Date of Award
Doctor of Philosophy (PhD)
Dr. B.G. Galef
Exteroceptive-cue-toxicosis associations are usually difficult to produce and generally less robust than flavour-toxicosis associations. The following series of experiments investigates the paradoxical enhancement of aversion conditioning to exteroceptive cues induced by the presence of a novel flavour at the time of exteroceptive-cue-toxicosis conditioning.
It was found that this flavour facilitation effect is due, in part, to the operation of a mechanism that directs subjects' attention to stimulus attributes of ingesta (Chapter 3). Further experiments suggested that the attentional mechanism is not robust enough to facilitate visual-cue-aversion conditioning over long delays (Chapter 4) and that, consistent with an attentional interpretation, only certain stimuli were subject to the operation of the attentional mechanism (Chapter 5). Apparently rats are more likely to treat certain stimuli as attributes of food objects and these stimuli are more readily associated with toxicosis.
Adaptive-evolutionary accounts that dichotomize stimuli into those that are and those that are not associable with toxicosis or theories that suggest that all exteroceptive cues are contraprepared to be associated with toxicosis cannot account for the present finding of graded exteroceptive-cue-toxicosis conditioning with distance from the food object. The experiments of this thesis suggest that stimulus salience is not an inflexible characteristic of the stimulus itself. Rather, it is suggested that stimulus salience varies as a function of several factors amongst which the type of reinforcement and time of onset of reinforcement, the presence of other stimuli, the animal's past experience with the stimuli and the relation of the stimuli to the food object appear to play central roles.

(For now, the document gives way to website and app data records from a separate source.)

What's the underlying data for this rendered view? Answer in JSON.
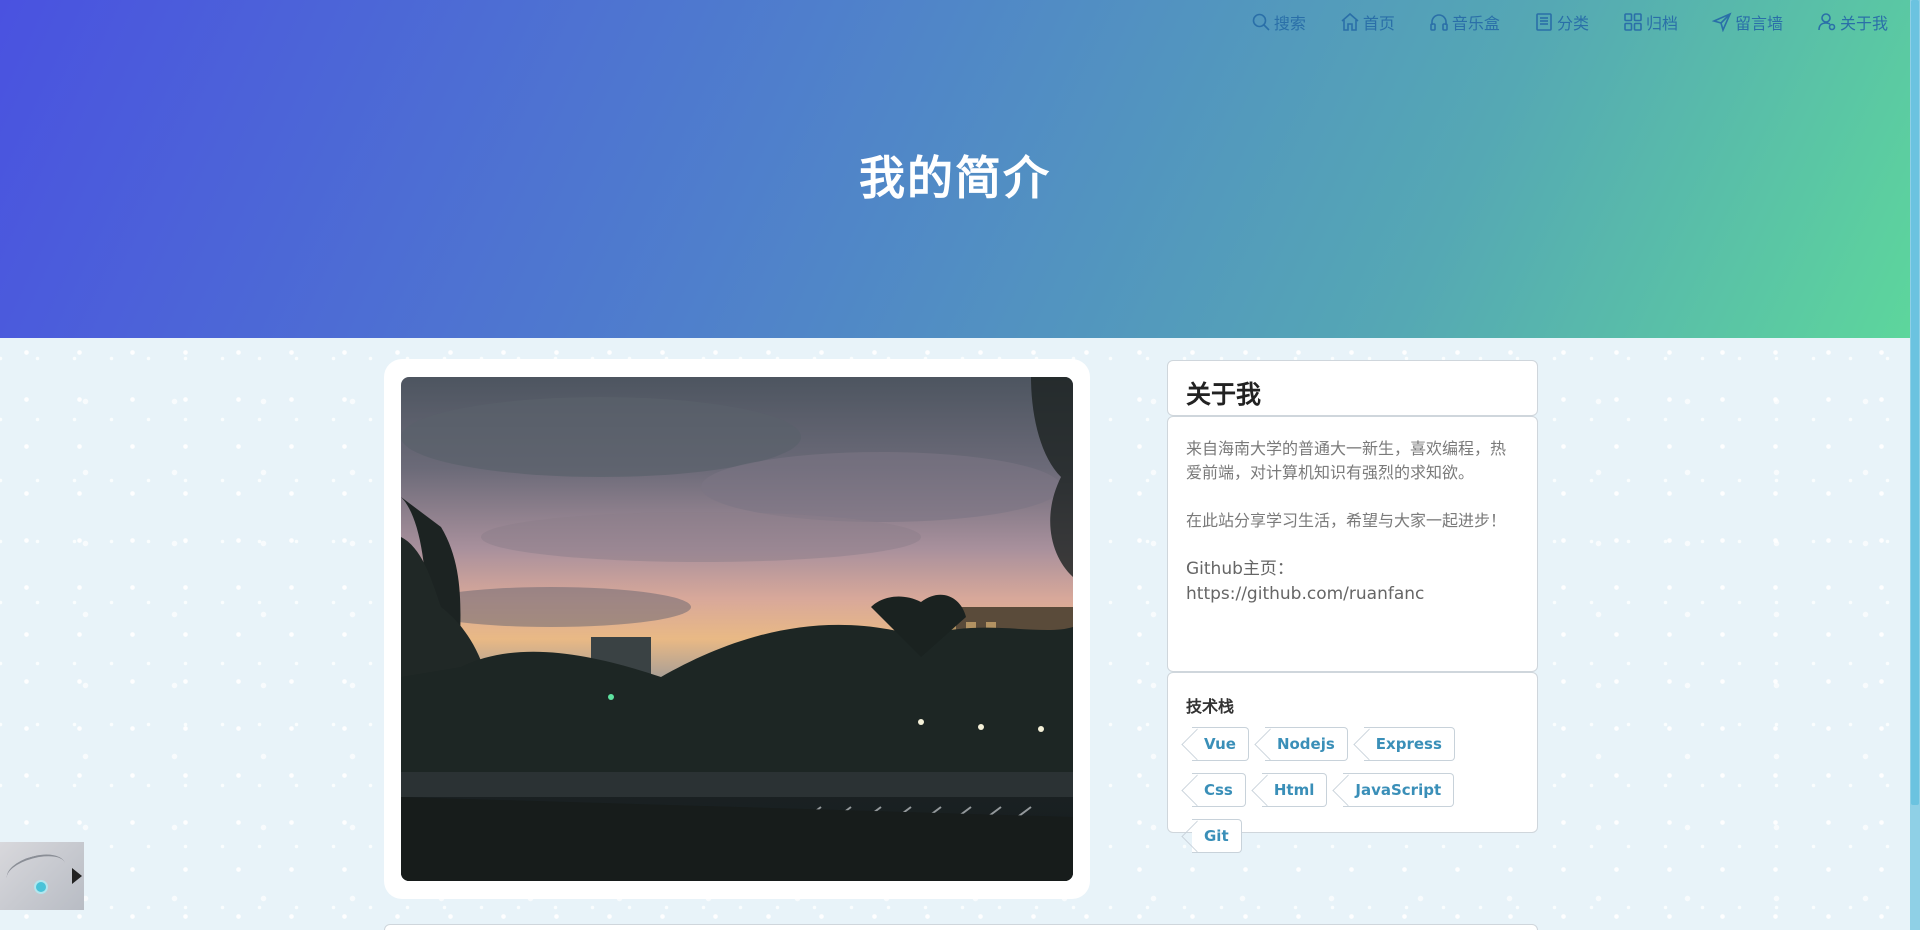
{
  "nav": {
    "items": [
      {
        "icon": "search-icon",
        "label": "搜索"
      },
      {
        "icon": "home-icon",
        "label": "首页"
      },
      {
        "icon": "headphones-icon",
        "label": "音乐盒"
      },
      {
        "icon": "book-icon",
        "label": "分类"
      },
      {
        "icon": "grid-icon",
        "label": "归档"
      },
      {
        "icon": "send-icon",
        "label": "留言墙"
      },
      {
        "icon": "user-icon",
        "label": "关于我"
      }
    ]
  },
  "hero": {
    "title": "我的简介"
  },
  "about": {
    "heading": "关于我",
    "para1": "来自海南大学的普通大一新生，喜欢编程，热爱前端，对计算机知识有强烈的求知欲。",
    "para2": "在此站分享学习生活，希望与大家一起进步！",
    "github_label": "Github主页：",
    "github_url": "https://github.com/ruanfanc"
  },
  "tech": {
    "heading": "技术栈",
    "tags": [
      "Vue",
      "Nodejs",
      "Express",
      "Css",
      "Html",
      "JavaScript",
      "Git"
    ]
  },
  "colors": {
    "hero_start": "#4a52e0",
    "hero_end": "#5dd69c",
    "nav_text": "#2a6fa8",
    "tag_text": "#3a8fb8"
  }
}
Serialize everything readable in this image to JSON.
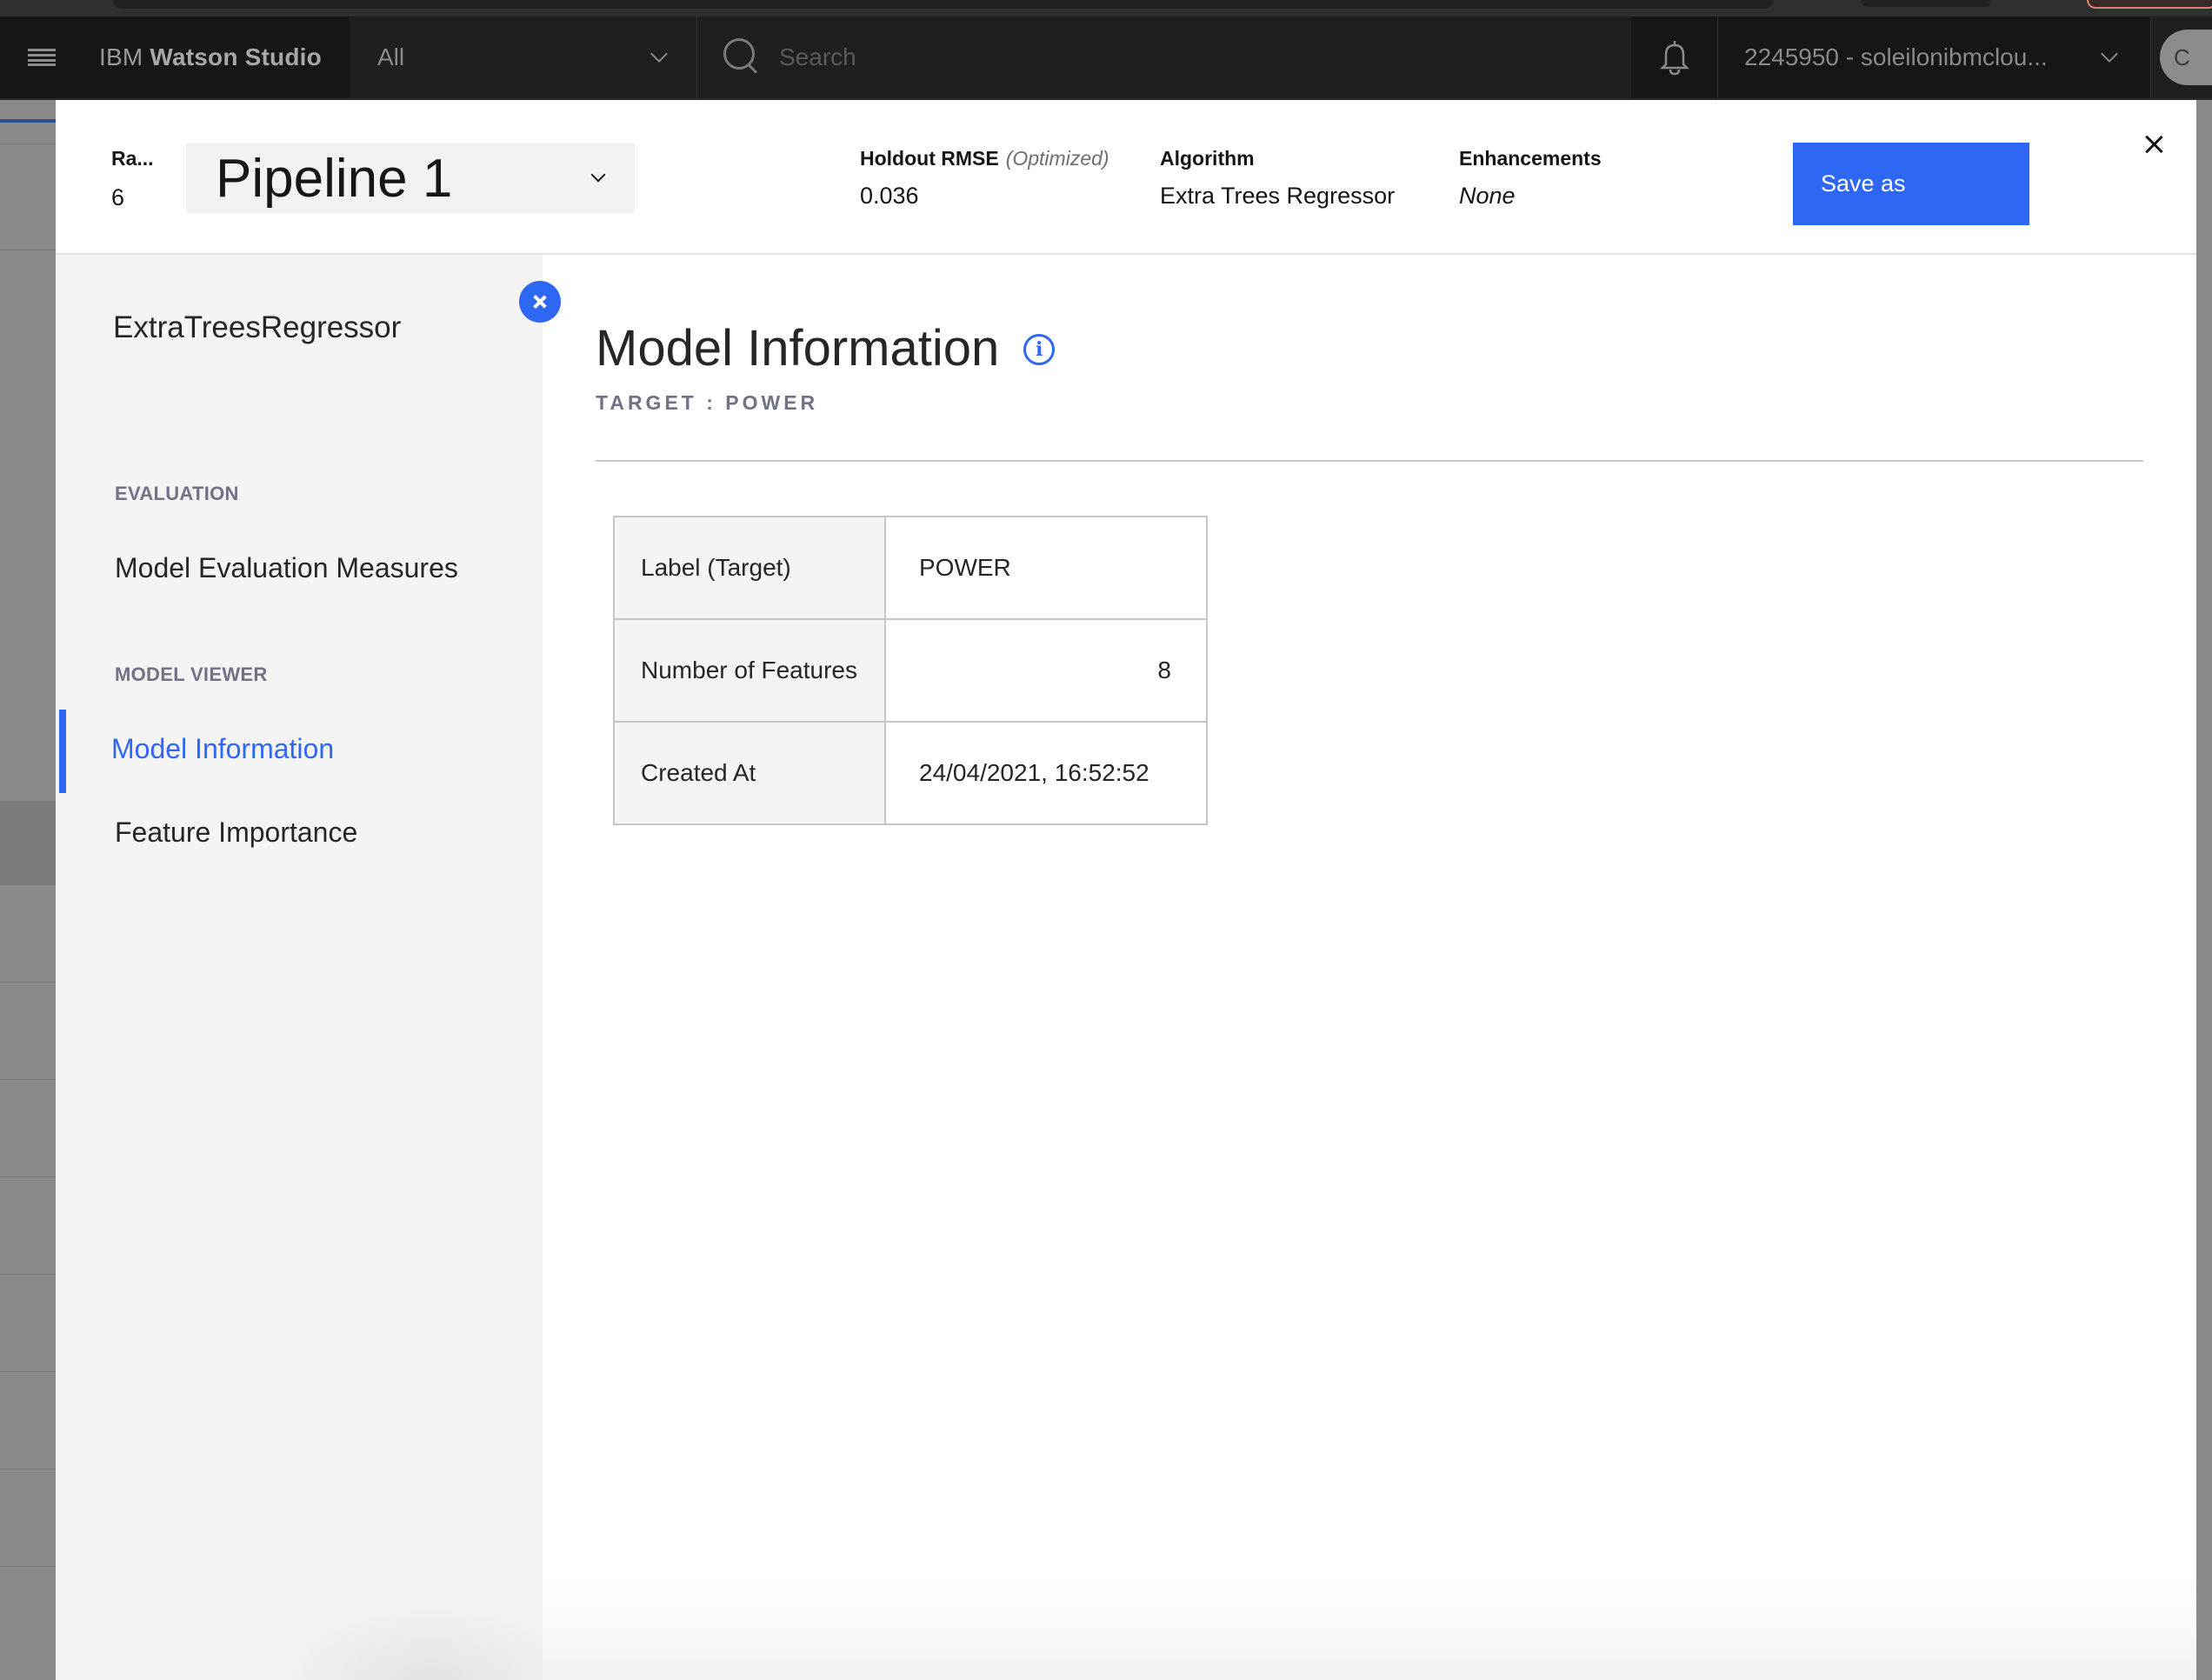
{
  "topnav": {
    "brand_prefix": "IBM",
    "brand_name": "Watson Studio",
    "scope": "All",
    "search_placeholder": "Search",
    "account": "2245950 - soleilonibmclou...",
    "avatar_initial": "C"
  },
  "header": {
    "rank_label": "Ra...",
    "rank_value": "6",
    "pipeline": "Pipeline 1",
    "metrics": [
      {
        "label": "Holdout RMSE",
        "qualifier": "(Optimized)",
        "value": "0.036"
      },
      {
        "label": "Algorithm",
        "value": "Extra Trees Regressor"
      },
      {
        "label": "Enhancements",
        "value": "None"
      }
    ],
    "save_label": "Save as"
  },
  "sidebar": {
    "model_name": "ExtraTreesRegressor",
    "sections": [
      {
        "label": "EVALUATION",
        "items": [
          {
            "label": "Model Evaluation Measures",
            "active": false
          }
        ]
      },
      {
        "label": "MODEL VIEWER",
        "items": [
          {
            "label": "Model Information",
            "active": true
          },
          {
            "label": "Feature Importance",
            "active": false
          }
        ]
      }
    ]
  },
  "content": {
    "title": "Model Information",
    "info_glyph": "i",
    "target": "TARGET : POWER",
    "table": [
      {
        "key": "Label (Target)",
        "value": "POWER"
      },
      {
        "key": "Number of Features",
        "value": "8"
      },
      {
        "key": "Created At",
        "value": "24/04/2021, 16:52:52"
      }
    ]
  },
  "colors": {
    "accent": "#2f67f5",
    "nav_bg": "#1f1f1f",
    "sidebar_bg": "#f4f4f4",
    "section_label": "#6f7385"
  }
}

Dalrymple, Andrew, "Role of Attention in Exteroceptive-Cue-Aversion Learning" (1980). Open Access Dissertations and Theses. Paper 612.